Could you repeat all of the entries exactly, leaving out any pictures?

**Interface dataset entries**:
┄┄┄┄┄┄┄┄┄┄┄┄┄┄┄┄┄┄┄┄

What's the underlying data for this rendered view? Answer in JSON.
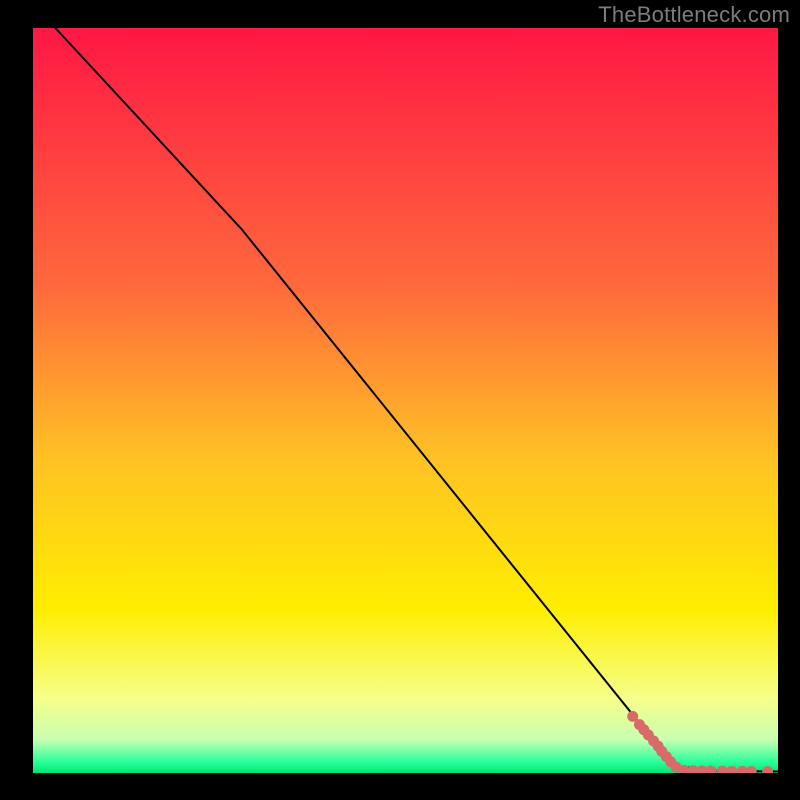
{
  "watermark": "TheBottleneck.com",
  "chart_data": {
    "type": "line",
    "title": "",
    "xlabel": "",
    "ylabel": "",
    "xlim": [
      0,
      100
    ],
    "ylim": [
      0,
      100
    ],
    "grid": false,
    "legend": false,
    "background_gradient_stops": [
      {
        "offset": 0.0,
        "color": "#ff1744"
      },
      {
        "offset": 0.35,
        "color": "#ff6a3c"
      },
      {
        "offset": 0.58,
        "color": "#ffc224"
      },
      {
        "offset": 0.78,
        "color": "#ffee00"
      },
      {
        "offset": 0.9,
        "color": "#f6ff8a"
      },
      {
        "offset": 0.955,
        "color": "#c8ffb0"
      },
      {
        "offset": 0.985,
        "color": "#2bff9a"
      },
      {
        "offset": 1.0,
        "color": "#00e676"
      }
    ],
    "series": [
      {
        "name": "curve",
        "color": "#000000",
        "points": [
          {
            "x": 3.0,
            "y": 100.0
          },
          {
            "x": 28.0,
            "y": 73.0
          },
          {
            "x": 86.0,
            "y": 1.0
          },
          {
            "x": 91.0,
            "y": 0.3
          },
          {
            "x": 100.0,
            "y": 0.2
          }
        ]
      }
    ],
    "scatter": {
      "name": "dots",
      "color": "#d86a6a",
      "radius": 5.5,
      "points": [
        {
          "x": 80.5,
          "y": 7.6
        },
        {
          "x": 81.4,
          "y": 6.5
        },
        {
          "x": 82.0,
          "y": 5.8
        },
        {
          "x": 82.6,
          "y": 5.1
        },
        {
          "x": 83.3,
          "y": 4.3
        },
        {
          "x": 83.9,
          "y": 3.6
        },
        {
          "x": 84.4,
          "y": 2.9
        },
        {
          "x": 85.0,
          "y": 2.2
        },
        {
          "x": 85.6,
          "y": 1.5
        },
        {
          "x": 86.3,
          "y": 0.8
        },
        {
          "x": 87.4,
          "y": 0.35
        },
        {
          "x": 88.6,
          "y": 0.3
        },
        {
          "x": 89.8,
          "y": 0.28
        },
        {
          "x": 91.0,
          "y": 0.26
        },
        {
          "x": 92.5,
          "y": 0.24
        },
        {
          "x": 93.8,
          "y": 0.22
        },
        {
          "x": 95.2,
          "y": 0.21
        },
        {
          "x": 96.4,
          "y": 0.2
        },
        {
          "x": 98.6,
          "y": 0.19
        }
      ]
    }
  }
}
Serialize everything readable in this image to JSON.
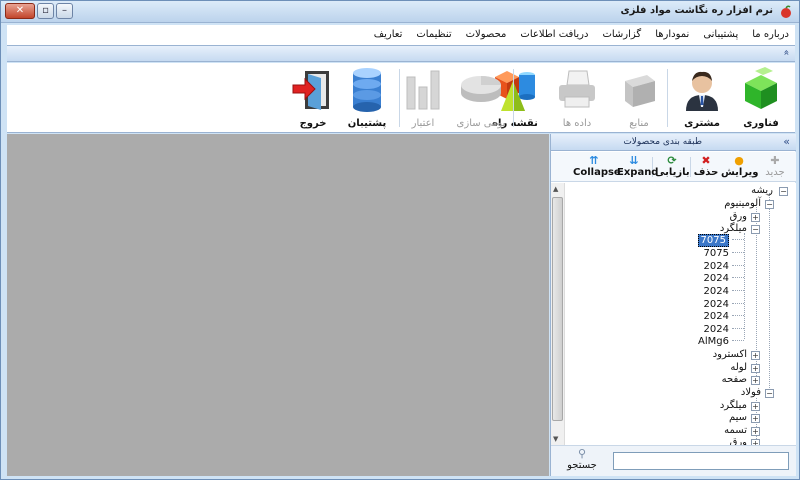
{
  "window": {
    "title": "نرم افزار ره نگاشت مواد فلزی",
    "close_glyph": "✕",
    "maximize_glyph": "▫",
    "minimize_glyph": "–"
  },
  "menu": {
    "items": [
      "تعاریف",
      "تنظیمات",
      "محصولات",
      "دریافت اطلاعات",
      "گزارشات",
      "نمودارها",
      "پشتیبانی",
      "درباره ما"
    ]
  },
  "strip": {
    "chevron_glyph": "«"
  },
  "ribbon": {
    "buttons": [
      {
        "label": "فناوری",
        "icon": "green-cube-icon",
        "enabled": true
      },
      {
        "label": "مشتری",
        "icon": "businessman-icon",
        "enabled": true
      },
      {
        "label": "منابع",
        "icon": "box-icon",
        "enabled": false
      },
      {
        "label": "داده ها",
        "icon": "printer-icon",
        "enabled": false
      },
      {
        "label": "نقشه راه",
        "icon": "shapes-icon",
        "enabled": true
      },
      {
        "label": "بومی سازی",
        "icon": "pie-icon",
        "enabled": false
      },
      {
        "label": "اعتبار",
        "icon": "bar-chart-icon",
        "enabled": false
      },
      {
        "label": "پشتیبان",
        "icon": "database-icon",
        "enabled": true
      },
      {
        "label": "خروج",
        "icon": "exit-door-icon",
        "enabled": true
      }
    ]
  },
  "panel": {
    "title": "طبقه بندی محصولات",
    "chevron_glyph": "«",
    "toolbar": {
      "new": "جدید",
      "edit": "ویرایش",
      "delete": "حذف",
      "refresh": "بازیابی",
      "expand": "Expand",
      "collapse": "Collapse"
    },
    "tree": {
      "root": "ریشه",
      "aluminium": "آلومینیوم",
      "sheet": "ورق",
      "bar": "میلگرد",
      "leaves": [
        "7075",
        "7075",
        "2024",
        "2024",
        "2024",
        "2024",
        "2024",
        "2024",
        "AlMg6"
      ],
      "extrusion": "اکسترود",
      "pipe": "لوله",
      "plate": "صفحه",
      "steel": "فولاد",
      "steel_bar": "میلگرد",
      "wire": "سیم",
      "strip": "تسمه",
      "steel_sheet": "ورق"
    },
    "search": {
      "button": "جستجو",
      "value": ""
    }
  }
}
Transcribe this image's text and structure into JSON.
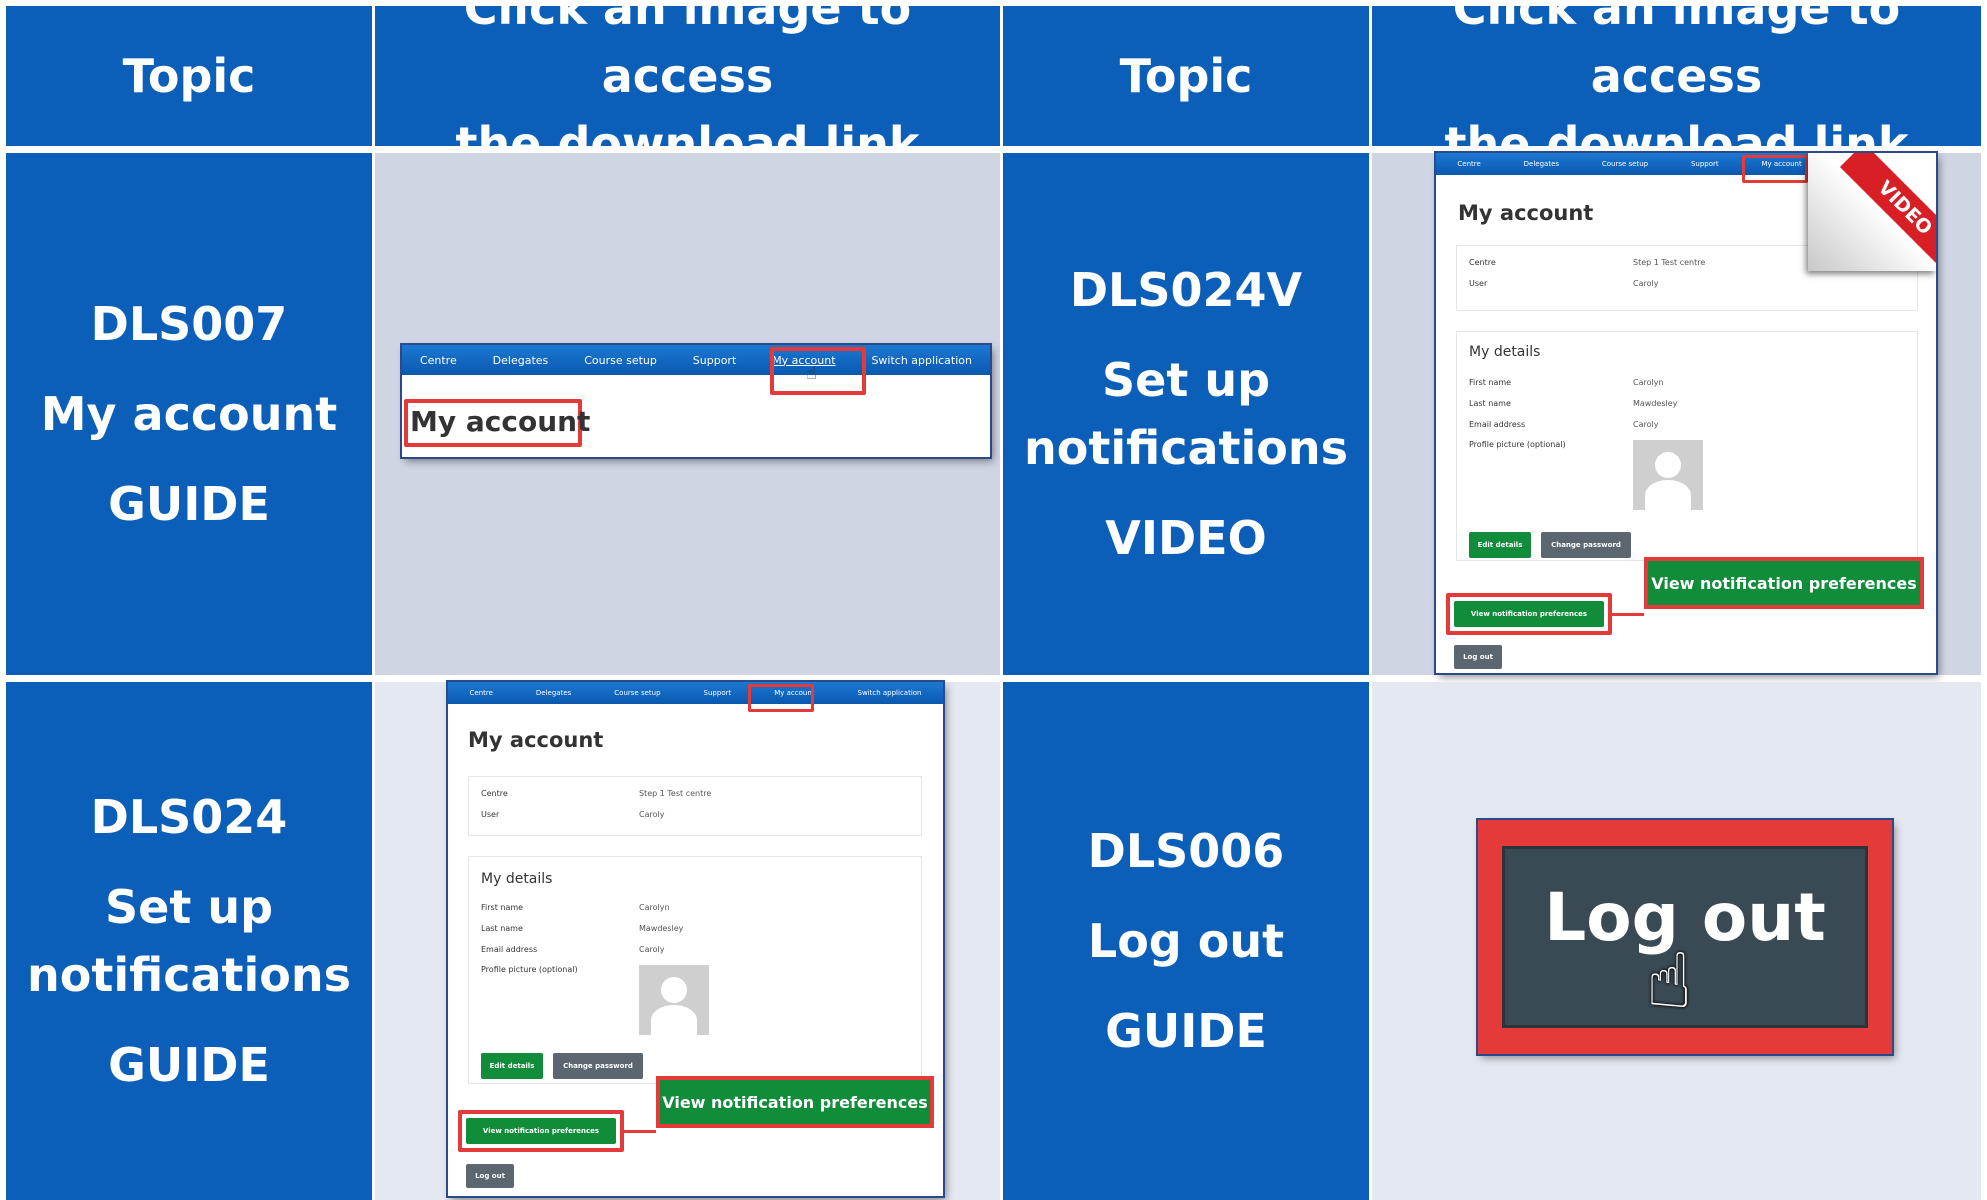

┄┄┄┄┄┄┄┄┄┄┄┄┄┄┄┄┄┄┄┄

**Answer for the task**:
What's the underlying data for this rendered view? Answer in JSON.
{
  "watermark": "TheBottleneck.com",
  "chart_data": {
    "type": "line",
    "title": "",
    "xlabel": "",
    "ylabel": "",
    "xlim": [
      0,
      100
    ],
    "ylim": [
      0,
      100
    ],
    "grid": false,
    "legend": false,
    "background_gradient_stops": [
      {
        "offset": 0.0,
        "color": "#ff1744"
      },
      {
        "offset": 0.35,
        "color": "#ff6a3c"
      },
      {
        "offset": 0.58,
        "color": "#ffc224"
      },
      {
        "offset": 0.78,
        "color": "#ffee00"
      },
      {
        "offset": 0.9,
        "color": "#f6ff8a"
      },
      {
        "offset": 0.955,
        "color": "#c8ffb0"
      },
      {
        "offset": 0.985,
        "color": "#2bff9a"
      },
      {
        "offset": 1.0,
        "color": "#00e676"
      }
    ],
    "series": [
      {
        "name": "curve",
        "color": "#000000",
        "points": [
          {
            "x": 3.0,
            "y": 100.0
          },
          {
            "x": 28.0,
            "y": 73.0
          },
          {
            "x": 86.0,
            "y": 1.0
          },
          {
            "x": 91.0,
            "y": 0.3
          },
          {
            "x": 100.0,
            "y": 0.2
          }
        ]
      }
    ],
    "scatter": {
      "name": "dots",
      "color": "#d86a6a",
      "radius": 5.5,
      "points": [
        {
          "x": 80.5,
          "y": 7.6
        },
        {
          "x": 81.4,
          "y": 6.5
        },
        {
          "x": 82.0,
          "y": 5.8
        },
        {
          "x": 82.6,
          "y": 5.1
        },
        {
          "x": 83.3,
          "y": 4.3
        },
        {
          "x": 83.9,
          "y": 3.6
        },
        {
          "x": 84.4,
          "y": 2.9
        },
        {
          "x": 85.0,
          "y": 2.2
        },
        {
          "x": 85.6,
          "y": 1.5
        },
        {
          "x": 86.3,
          "y": 0.8
        },
        {
          "x": 87.4,
          "y": 0.35
        },
        {
          "x": 88.6,
          "y": 0.3
        },
        {
          "x": 89.8,
          "y": 0.28
        },
        {
          "x": 91.0,
          "y": 0.26
        },
        {
          "x": 92.5,
          "y": 0.24
        },
        {
          "x": 93.8,
          "y": 0.22
        },
        {
          "x": 95.2,
          "y": 0.21
        },
        {
          "x": 96.4,
          "y": 0.2
        },
        {
          "x": 98.6,
          "y": 0.19
        }
      ]
    }
  }
}
Serialize everything readable in this image to JSON.
{
  "window": {
    "title": "نرم افزار ره نگاشت مواد فلزی",
    "close_glyph": "✕",
    "maximize_glyph": "▫",
    "minimize_glyph": "–"
  },
  "menu": {
    "items": [
      "تعاریف",
      "تنظیمات",
      "محصولات",
      "دریافت اطلاعات",
      "گزارشات",
      "نمودارها",
      "پشتیبانی",
      "درباره ما"
    ]
  },
  "strip": {
    "chevron_glyph": "«"
  },
  "ribbon": {
    "buttons": [
      {
        "label": "فناوری",
        "icon": "green-cube-icon",
        "enabled": true
      },
      {
        "label": "مشتری",
        "icon": "businessman-icon",
        "enabled": true
      },
      {
        "label": "منابع",
        "icon": "box-icon",
        "enabled": false
      },
      {
        "label": "داده ها",
        "icon": "printer-icon",
        "enabled": false
      },
      {
        "label": "نقشه راه",
        "icon": "shapes-icon",
        "enabled": true
      },
      {
        "label": "بومی سازی",
        "icon": "pie-icon",
        "enabled": false
      },
      {
        "label": "اعتبار",
        "icon": "bar-chart-icon",
        "enabled": false
      },
      {
        "label": "پشتیبان",
        "icon": "database-icon",
        "enabled": true
      },
      {
        "label": "خروج",
        "icon": "exit-door-icon",
        "enabled": true
      }
    ]
  },
  "panel": {
    "title": "طبقه بندی محصولات",
    "chevron_glyph": "«",
    "toolbar": {
      "new": "جدید",
      "edit": "ویرایش",
      "delete": "حذف",
      "refresh": "بازیابی",
      "expand": "Expand",
      "collapse": "Collapse"
    },
    "tree": {
      "root": "ریشه",
      "aluminium": "آلومینیوم",
      "sheet": "ورق",
      "bar": "میلگرد",
      "leaves": [
        "7075",
        "7075",
        "2024",
        "2024",
        "2024",
        "2024",
        "2024",
        "2024",
        "AlMg6"
      ],
      "extrusion": "اکسترود",
      "pipe": "لوله",
      "plate": "صفحه",
      "steel": "فولاد",
      "steel_bar": "میلگرد",
      "wire": "سیم",
      "strip": "تسمه",
      "steel_sheet": "ورق"
    },
    "search": {
      "button": "جستجو",
      "value": ""
    }
  }
}
Transcribe this image's text and structure into JSON.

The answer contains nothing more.